As I thought more about the prompt, I considered the foundation of belonging, which led me to attachment theory — the theory that humans are born with a need to form a close emotional bond with a caregiver. How the caregiver responds to the infant’s need for emotional connection in their formative years will determine their attachment style later in life.

In other words, those of us who formed no emotional connection with a caregiver as children are going to have a f*cking hard time forming emotional connections in our relationships as adults.

According to psychology, there are four main categories of attachment styles: secure, anxious, fearful, and avoidant.

Secure attachments are more likely to have stable and harmonious relationships, anxious attachments are likely to be worried and preoccupied about their relationships, Avoidant-Attachments are likely to need a lot of space and independence, while fearful attachments are a combination of anxious and avoidants — insecure in relationships but also able to distance themselves easily if they feel threatened or uncertain.

It makes sense that I’m an Avoidant-Attachment.
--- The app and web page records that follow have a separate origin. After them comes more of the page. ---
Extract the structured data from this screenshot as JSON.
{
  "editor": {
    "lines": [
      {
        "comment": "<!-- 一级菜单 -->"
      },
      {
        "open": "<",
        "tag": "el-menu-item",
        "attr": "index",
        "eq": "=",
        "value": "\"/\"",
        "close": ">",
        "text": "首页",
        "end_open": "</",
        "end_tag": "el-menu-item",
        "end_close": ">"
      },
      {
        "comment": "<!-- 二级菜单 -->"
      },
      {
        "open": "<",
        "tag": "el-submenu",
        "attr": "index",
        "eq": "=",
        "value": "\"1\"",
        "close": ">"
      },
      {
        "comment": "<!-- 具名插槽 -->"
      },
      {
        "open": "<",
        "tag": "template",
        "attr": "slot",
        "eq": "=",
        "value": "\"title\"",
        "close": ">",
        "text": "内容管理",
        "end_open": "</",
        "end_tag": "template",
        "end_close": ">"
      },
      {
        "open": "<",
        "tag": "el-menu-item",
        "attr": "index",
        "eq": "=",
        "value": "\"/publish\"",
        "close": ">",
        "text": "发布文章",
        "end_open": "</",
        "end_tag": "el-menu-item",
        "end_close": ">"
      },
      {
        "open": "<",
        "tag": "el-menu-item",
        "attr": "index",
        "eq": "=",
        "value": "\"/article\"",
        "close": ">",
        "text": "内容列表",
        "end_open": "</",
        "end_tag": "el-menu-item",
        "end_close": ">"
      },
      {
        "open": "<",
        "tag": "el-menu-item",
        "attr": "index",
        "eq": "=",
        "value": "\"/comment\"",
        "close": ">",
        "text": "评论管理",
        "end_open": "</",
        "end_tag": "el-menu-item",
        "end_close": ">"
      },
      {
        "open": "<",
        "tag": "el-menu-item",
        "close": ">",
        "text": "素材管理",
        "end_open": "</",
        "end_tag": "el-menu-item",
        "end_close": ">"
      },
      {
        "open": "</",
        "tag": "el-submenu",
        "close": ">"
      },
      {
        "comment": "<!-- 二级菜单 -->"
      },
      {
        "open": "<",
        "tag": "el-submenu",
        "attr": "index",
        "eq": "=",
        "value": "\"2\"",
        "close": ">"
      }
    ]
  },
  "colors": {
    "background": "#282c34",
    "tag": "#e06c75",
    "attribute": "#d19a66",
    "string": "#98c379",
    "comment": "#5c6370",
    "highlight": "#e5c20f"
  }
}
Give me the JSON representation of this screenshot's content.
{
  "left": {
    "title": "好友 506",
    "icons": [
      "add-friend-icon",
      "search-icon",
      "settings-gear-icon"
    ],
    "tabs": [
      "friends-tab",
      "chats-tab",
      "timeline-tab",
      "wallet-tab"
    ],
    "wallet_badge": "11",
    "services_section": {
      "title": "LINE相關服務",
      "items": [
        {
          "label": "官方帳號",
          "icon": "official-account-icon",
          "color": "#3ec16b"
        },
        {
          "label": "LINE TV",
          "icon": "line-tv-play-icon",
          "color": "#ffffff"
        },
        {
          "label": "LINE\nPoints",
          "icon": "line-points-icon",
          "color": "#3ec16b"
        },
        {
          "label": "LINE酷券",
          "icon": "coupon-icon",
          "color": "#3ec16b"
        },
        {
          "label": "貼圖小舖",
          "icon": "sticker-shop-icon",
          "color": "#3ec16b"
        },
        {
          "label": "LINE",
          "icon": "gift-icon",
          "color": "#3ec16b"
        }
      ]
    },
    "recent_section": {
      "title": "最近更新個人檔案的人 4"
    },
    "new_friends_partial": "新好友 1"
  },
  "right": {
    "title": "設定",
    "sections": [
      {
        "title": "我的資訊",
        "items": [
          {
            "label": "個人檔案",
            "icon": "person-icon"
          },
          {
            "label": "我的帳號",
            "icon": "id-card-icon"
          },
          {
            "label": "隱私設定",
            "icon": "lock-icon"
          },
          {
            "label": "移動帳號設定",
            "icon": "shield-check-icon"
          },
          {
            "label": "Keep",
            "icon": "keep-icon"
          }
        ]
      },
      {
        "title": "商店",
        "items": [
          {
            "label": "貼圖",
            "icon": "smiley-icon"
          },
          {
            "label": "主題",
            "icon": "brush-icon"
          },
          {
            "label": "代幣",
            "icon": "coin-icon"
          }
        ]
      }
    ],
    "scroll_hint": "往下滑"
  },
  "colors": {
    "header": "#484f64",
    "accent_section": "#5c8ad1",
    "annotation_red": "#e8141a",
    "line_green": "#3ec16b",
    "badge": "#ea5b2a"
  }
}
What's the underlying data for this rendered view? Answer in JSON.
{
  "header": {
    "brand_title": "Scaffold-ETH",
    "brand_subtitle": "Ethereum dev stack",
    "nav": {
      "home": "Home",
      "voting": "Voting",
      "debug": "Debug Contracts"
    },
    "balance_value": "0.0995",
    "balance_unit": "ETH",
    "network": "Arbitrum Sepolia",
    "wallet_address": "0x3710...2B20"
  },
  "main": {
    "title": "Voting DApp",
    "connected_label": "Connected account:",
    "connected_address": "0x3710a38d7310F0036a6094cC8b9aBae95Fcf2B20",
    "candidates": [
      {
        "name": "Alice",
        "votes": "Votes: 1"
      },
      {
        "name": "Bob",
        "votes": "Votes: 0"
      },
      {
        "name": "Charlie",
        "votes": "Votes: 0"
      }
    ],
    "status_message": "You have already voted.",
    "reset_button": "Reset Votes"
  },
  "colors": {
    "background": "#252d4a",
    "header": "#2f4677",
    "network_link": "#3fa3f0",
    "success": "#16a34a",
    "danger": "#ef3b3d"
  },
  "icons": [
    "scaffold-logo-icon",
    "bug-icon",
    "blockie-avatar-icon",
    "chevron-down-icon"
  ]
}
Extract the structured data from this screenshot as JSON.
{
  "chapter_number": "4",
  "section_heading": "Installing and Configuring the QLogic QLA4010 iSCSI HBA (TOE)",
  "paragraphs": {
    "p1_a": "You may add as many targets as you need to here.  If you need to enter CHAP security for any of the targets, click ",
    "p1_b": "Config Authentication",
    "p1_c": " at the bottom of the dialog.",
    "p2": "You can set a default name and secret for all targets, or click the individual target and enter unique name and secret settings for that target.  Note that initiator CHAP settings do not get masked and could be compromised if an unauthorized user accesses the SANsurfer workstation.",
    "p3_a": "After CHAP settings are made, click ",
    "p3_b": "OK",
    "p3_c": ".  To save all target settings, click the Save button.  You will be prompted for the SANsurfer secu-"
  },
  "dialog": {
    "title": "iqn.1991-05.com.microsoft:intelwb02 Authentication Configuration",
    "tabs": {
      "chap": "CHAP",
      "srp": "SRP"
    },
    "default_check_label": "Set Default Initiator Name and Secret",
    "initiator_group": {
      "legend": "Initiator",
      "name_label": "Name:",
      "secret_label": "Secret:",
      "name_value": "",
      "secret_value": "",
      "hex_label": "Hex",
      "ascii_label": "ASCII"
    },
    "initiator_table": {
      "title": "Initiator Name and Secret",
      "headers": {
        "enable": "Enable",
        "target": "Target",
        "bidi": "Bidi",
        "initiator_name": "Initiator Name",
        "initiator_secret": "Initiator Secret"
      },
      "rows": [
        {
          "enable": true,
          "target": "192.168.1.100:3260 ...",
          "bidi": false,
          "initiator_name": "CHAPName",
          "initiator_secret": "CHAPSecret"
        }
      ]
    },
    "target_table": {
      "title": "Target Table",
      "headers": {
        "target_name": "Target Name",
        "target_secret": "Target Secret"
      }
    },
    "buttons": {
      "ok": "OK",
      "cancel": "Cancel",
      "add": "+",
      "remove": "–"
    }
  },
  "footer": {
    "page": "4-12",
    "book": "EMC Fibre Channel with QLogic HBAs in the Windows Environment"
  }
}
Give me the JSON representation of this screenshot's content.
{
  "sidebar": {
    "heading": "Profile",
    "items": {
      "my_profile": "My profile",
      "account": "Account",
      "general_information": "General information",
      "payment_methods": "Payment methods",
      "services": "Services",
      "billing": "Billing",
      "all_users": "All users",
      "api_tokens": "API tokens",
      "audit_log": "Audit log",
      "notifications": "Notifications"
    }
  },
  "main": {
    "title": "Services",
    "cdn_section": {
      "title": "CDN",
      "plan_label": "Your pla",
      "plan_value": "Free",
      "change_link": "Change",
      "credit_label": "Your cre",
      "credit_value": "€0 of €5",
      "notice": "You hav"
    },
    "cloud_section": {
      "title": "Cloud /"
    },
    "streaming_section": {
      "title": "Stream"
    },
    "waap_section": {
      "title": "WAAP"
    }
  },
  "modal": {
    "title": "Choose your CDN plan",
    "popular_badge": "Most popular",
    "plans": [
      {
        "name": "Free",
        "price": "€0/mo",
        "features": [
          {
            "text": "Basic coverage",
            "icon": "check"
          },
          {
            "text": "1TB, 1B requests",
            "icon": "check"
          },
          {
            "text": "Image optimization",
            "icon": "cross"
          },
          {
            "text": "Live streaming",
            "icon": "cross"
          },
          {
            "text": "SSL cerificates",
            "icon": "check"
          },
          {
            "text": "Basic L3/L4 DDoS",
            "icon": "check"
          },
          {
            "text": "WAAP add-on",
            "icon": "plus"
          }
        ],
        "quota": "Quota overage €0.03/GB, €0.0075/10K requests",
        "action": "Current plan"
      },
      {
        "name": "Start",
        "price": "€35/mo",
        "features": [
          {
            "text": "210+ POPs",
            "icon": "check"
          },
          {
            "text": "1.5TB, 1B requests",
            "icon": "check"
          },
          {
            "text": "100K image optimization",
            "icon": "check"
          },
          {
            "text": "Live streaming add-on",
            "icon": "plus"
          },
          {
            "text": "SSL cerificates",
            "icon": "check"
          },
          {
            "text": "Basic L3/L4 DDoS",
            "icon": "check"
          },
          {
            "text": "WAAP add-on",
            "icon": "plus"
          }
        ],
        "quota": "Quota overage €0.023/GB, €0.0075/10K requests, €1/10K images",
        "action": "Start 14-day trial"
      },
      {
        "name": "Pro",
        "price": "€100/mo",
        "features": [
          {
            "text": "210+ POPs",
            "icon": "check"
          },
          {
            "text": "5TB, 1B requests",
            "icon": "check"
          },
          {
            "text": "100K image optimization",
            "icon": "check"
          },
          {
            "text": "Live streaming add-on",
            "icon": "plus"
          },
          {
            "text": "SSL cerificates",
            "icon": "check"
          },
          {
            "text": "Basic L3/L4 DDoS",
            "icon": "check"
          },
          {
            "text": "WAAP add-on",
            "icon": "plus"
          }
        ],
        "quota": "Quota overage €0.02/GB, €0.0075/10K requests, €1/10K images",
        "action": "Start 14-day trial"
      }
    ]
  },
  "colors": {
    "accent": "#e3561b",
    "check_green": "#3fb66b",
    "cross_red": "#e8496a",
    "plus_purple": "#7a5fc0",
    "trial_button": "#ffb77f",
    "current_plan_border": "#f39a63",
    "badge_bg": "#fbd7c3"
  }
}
Whatever close emotional bonds are supposed to happen in those early years of life did not happen for me. I learned quickly to not have needs, not have emotions, to not trust or depend on anyone but myself. And though a significant amount of un-learning of these things has occurred (thanks to an even more significant amount of therapy), I have come to accept I will likely always carry some characteristics of an Avoidant-Attachment.

As the attachment style cast in the most negative light, it’s not an easy one to own. We are the commitment phobes. The ice queens. The ones who play it cool. The treat-em-mean-and-keep-em-keen’ers. Yet most people don’t realise Avoidant-Attachments desire love, affection, and relationship as much as anybody. We actually make fantastic partners, if we have a partner who is willing to understand, honour, and respect our needs and meet us where we’re at.

If you are struggling in relationship with this attachment style, I’ve written a list of things that may help you better understand and love the Avoidant-Attachment in your life, read more over at Elephant Journal and don’t forget to give the article a heart if you like it x